Payday means different things to different people. For employees, it’s the certainty that their money will appear in their banks. For employers, it’s as much about honoring that contract with staff while also remaining compliant with a range of rules and regulations.
But now, at a time when businesses have been expanding internationally into new markets, while also taking on remote employees in news cities and countries at an unprecedented pace, a payroll problem of sorts has emerged that carries a mix of compliance and complexity that many companies have never faced before.
“So, what we’re seeing is a big catch-up mode at the moment in all sizes of companies — small, medium and multinational — trying to catch up to make sure that all their global payroll systems are standardized and that they can pay people on time, compliantly and with a good user experience,” Fidelma McGuirk, founder and CEO of Payslip, told PYMNTS Editor-in-Chief Matt Nesto.
While most multinational companies or growing operations generally already have some level of online tooling for their staff to work with and a unified payroll and payment experience, they don’t necessarily have that in all the countries in which they are based, and they rarely offer a unified experience in every country.
In addition, some hyper-growth companies are hiring people so quickly that they’re more focused on finding the best people, without always having had the time to set up a system through which to standardize how those people get paid.
Local Country Complexity
Payroll is always a country-specific or local piece of business to be done, McGuirk said. Every country has its own rules and regulations on taxes, social insurances, what has to be deducted, where it should be remitted, what kind of reporting needs to happen on behalf of the employer or the employee, and what a pay slip or a paycheck should look like.
“If you’re a French company only in France, there is a local system to do that,” McGuirk noted. “But when you’re the fast-growing multinationals, whether you’re a small company or a really large, mature one, you’re looking at payroll across loads of countries, and that local country complexity can be really hard to elevate to some global viewpoint.”
Payslip, a global payroll control platform, has customers that have already automated their HR processes.
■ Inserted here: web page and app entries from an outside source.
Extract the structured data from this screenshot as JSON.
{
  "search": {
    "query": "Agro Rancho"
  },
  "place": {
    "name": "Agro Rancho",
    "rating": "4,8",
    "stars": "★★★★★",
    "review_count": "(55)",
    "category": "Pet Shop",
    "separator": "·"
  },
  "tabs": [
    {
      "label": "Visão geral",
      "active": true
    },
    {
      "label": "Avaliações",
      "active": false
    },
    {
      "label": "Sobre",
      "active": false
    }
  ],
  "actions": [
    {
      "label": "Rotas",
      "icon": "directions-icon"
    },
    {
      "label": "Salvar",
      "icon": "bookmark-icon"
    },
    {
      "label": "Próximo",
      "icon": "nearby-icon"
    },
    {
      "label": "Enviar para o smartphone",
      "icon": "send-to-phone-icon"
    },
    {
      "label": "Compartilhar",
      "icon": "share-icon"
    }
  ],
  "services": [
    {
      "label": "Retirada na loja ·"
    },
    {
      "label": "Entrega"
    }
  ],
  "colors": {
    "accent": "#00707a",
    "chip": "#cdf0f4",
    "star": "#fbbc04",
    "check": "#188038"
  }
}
The company helps them standardize how they manage the process and the data flow at a global level.
A Single Viewpoint
It provides different portals that allow managers to manage it, standardize it, and have good insights and reporting and a single, unified view; employees to access their pay slips and tax documentation, and payroll providers in each country to access the automated workflow, the documents and the data.
“That way, we bring all the different actors together in a unified way,” McGuirk said. “Any customers of ours, they all actually manage all the payroll in the same way globally. Whether it’s Indonesia, China or Canada, they have the single viewpoint that’s the same.”
This can help customers avoid fines. McGuirk gave the example of a Payslip customer that had acquired a company in Israel just before the pandemic hit in March 2020. The customer had planned to bring that company onto the Payslip system in July, within their own project planning. Toward the end of March, they learned that the local payroll provider of the company they had acquired delivered all the pay slips by mail and the postal service was closed because of the pandemic.
“They knew then that they were going to get hit by this large compliance fine of thousands of dollars just because they weren’t going to deliver the pay slip on time on the Friday, so they contacted us on Wednesday,” McGuirk said. “Because the customer was already in our system, they knew how to use our system, and we had all of the employees in Israel, all hundreds of them, live on the self-service platform with the pay slip online on the Friday morning. So, they saved that compliance.”
Intangible Costs of Noncompliance
In addition to tangible costs of noncompliance, there are intangible ones. For example, if a company is late to pay employees or pays them the wrong amount, their trust in the company begins to erode. Noncompliance also leads to complications in terms of internal reporting and financial management. This lack of visibility can lead to mistakes and fraud.
In addition to avoiding those costs, Payslip saves time for those who run payroll. It automates the collection of data, transfer of data and validation of data. If there are any anomalies, it shows them to the payroll analysts so they can look at the detail.
“If you hadn’t done that right, of course you could have compliance fallout because there could be a mistake that someone personally had missed and then you could have a reputational damage for the employer,” McGuirk said.
Because of benefits like these, customers normally declare they have achieved the return on investement (ROI) within about two months of each country going live.
A Global Payroll Payments Solution
McGuirk gave the example of a customer that went live two years ago with three people in their team for seven countries. It now has 19 countries but still has three people on the team because the system gave them scalability.
“None of our customers will ever cut their team or reduce their headcount — they don’t need to do that — but actually grow in an extraordinary way and the system is scaled instead of the people,” McGuirk said. “So, you’re not throwing more manhours at it and you’re not throwing more dollar bills at it.”
Payslip’s next step that is to be done by the end of the year is integrating payments. This will help companies that have grown quickly into other countries, chosen local payroll providers and ended up with a patchwork solution. Over the coming four months, Payslip will partner with a FinTech company to provide a solution.
“That means that last-mile friction will totally disappear,” McGuirk noted, “and we’ll be a global payroll payments solution at that point.”